## Exercise
How many lines in the records below contain the word "Unacknowledged"? State only that number.
=== Record set ===
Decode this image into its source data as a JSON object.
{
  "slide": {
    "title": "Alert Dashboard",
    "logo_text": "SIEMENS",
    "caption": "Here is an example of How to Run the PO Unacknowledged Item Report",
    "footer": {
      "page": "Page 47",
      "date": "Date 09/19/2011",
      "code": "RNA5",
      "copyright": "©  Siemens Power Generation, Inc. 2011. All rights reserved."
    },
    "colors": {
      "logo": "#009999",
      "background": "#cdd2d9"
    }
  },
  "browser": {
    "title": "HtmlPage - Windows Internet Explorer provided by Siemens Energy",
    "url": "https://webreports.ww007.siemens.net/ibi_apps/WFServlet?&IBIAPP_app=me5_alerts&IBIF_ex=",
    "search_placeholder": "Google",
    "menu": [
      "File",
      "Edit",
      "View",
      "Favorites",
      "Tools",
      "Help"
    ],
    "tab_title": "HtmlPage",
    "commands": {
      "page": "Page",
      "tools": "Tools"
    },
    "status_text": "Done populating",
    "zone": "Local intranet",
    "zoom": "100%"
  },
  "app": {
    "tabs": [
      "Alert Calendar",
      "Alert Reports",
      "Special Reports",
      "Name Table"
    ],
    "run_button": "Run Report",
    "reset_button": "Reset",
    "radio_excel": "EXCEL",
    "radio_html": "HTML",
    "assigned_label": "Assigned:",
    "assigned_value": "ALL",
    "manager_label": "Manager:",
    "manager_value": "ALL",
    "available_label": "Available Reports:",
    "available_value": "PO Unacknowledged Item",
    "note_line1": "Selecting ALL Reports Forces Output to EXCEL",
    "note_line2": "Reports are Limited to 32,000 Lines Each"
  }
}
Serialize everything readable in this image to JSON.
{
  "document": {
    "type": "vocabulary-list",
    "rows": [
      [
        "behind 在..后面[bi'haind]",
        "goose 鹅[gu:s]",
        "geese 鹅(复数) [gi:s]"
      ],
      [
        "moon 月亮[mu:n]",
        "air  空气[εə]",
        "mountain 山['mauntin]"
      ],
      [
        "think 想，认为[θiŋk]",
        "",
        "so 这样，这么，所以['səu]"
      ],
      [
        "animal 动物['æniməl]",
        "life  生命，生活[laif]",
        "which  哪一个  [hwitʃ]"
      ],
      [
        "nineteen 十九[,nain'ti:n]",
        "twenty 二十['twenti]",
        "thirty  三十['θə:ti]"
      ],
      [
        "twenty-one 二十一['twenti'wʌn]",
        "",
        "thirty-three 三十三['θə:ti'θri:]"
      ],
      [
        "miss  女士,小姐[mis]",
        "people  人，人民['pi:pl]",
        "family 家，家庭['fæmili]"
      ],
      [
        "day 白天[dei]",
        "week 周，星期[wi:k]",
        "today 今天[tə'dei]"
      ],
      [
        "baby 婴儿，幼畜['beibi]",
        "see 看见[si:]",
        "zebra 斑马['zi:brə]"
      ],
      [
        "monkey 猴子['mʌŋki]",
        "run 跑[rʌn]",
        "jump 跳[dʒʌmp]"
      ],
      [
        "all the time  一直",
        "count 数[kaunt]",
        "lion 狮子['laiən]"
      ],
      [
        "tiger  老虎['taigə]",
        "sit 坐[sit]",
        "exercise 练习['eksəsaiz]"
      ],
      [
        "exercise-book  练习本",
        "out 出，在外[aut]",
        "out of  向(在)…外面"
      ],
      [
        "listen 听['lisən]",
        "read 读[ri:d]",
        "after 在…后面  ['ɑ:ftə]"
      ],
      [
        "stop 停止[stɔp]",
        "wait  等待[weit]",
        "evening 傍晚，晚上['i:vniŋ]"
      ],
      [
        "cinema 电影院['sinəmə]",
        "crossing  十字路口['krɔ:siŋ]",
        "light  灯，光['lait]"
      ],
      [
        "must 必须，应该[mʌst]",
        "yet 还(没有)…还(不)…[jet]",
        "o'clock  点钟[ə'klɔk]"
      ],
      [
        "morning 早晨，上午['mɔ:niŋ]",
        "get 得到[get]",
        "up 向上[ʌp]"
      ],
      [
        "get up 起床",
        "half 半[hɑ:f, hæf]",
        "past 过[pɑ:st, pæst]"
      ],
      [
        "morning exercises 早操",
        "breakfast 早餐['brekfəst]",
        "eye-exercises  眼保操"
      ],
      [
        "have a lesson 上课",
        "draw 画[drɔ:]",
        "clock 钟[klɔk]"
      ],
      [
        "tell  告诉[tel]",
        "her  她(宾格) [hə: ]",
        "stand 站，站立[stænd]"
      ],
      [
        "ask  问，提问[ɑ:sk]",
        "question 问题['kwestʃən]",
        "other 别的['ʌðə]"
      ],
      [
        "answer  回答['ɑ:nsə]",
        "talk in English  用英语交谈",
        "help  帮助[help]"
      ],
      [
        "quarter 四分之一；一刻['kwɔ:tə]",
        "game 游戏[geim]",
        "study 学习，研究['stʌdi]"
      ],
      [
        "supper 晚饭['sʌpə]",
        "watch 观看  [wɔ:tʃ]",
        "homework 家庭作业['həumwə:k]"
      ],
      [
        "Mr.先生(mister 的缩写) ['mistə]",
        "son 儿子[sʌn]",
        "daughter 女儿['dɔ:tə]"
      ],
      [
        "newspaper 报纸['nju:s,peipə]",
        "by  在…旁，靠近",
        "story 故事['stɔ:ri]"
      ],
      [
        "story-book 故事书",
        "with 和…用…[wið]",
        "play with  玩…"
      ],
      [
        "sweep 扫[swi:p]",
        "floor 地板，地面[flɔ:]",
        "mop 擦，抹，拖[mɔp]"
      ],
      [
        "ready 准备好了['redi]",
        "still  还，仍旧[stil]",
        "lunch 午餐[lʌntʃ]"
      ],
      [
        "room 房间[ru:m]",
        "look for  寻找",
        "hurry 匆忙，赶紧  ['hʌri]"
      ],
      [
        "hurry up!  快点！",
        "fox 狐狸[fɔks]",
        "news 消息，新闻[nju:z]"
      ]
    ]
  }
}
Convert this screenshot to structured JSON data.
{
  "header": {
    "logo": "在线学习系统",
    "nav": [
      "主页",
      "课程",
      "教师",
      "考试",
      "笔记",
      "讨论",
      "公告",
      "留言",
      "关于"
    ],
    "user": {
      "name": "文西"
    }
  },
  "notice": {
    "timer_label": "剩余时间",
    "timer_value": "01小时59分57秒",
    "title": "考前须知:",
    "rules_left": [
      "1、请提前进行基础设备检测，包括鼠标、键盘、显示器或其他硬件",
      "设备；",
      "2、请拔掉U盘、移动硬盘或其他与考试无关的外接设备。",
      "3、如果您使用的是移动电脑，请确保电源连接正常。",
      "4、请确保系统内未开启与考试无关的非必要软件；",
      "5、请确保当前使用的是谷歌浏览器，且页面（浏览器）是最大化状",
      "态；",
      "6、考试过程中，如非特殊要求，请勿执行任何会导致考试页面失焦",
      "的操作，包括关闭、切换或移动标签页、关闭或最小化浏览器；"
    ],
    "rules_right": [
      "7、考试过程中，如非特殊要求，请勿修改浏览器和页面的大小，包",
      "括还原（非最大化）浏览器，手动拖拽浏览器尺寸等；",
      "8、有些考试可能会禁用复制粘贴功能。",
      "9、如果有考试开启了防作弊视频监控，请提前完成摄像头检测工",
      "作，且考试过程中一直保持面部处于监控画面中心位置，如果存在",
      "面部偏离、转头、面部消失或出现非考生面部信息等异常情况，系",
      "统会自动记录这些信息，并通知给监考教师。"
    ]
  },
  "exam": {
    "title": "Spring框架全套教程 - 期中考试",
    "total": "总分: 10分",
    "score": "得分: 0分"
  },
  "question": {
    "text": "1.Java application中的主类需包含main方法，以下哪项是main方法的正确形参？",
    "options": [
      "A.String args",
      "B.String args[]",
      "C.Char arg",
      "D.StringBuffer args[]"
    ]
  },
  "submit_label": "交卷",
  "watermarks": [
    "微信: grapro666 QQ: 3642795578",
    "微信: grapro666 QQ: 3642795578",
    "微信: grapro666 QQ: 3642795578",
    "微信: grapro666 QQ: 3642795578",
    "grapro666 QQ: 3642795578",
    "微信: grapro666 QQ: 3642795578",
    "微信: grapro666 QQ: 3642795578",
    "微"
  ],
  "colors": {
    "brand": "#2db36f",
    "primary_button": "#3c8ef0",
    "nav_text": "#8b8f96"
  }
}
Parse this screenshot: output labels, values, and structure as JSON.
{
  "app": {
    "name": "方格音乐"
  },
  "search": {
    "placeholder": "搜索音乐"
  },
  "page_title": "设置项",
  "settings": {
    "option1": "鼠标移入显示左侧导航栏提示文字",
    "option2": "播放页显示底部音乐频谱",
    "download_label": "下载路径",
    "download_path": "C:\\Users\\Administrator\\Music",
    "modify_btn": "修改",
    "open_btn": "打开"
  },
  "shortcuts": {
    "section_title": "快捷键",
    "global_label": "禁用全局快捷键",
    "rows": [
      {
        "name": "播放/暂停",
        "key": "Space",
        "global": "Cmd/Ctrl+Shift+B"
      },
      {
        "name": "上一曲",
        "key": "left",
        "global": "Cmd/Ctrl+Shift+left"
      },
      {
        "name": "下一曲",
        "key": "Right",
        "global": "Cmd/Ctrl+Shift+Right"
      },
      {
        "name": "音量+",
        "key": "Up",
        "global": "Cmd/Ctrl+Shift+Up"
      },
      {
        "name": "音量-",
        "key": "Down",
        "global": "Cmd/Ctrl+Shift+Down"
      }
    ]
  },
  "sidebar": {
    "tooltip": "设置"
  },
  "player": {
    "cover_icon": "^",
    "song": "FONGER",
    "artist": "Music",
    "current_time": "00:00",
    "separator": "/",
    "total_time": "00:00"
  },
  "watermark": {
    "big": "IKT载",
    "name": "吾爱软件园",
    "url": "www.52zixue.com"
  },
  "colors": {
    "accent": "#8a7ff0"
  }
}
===
## Answer to this task
2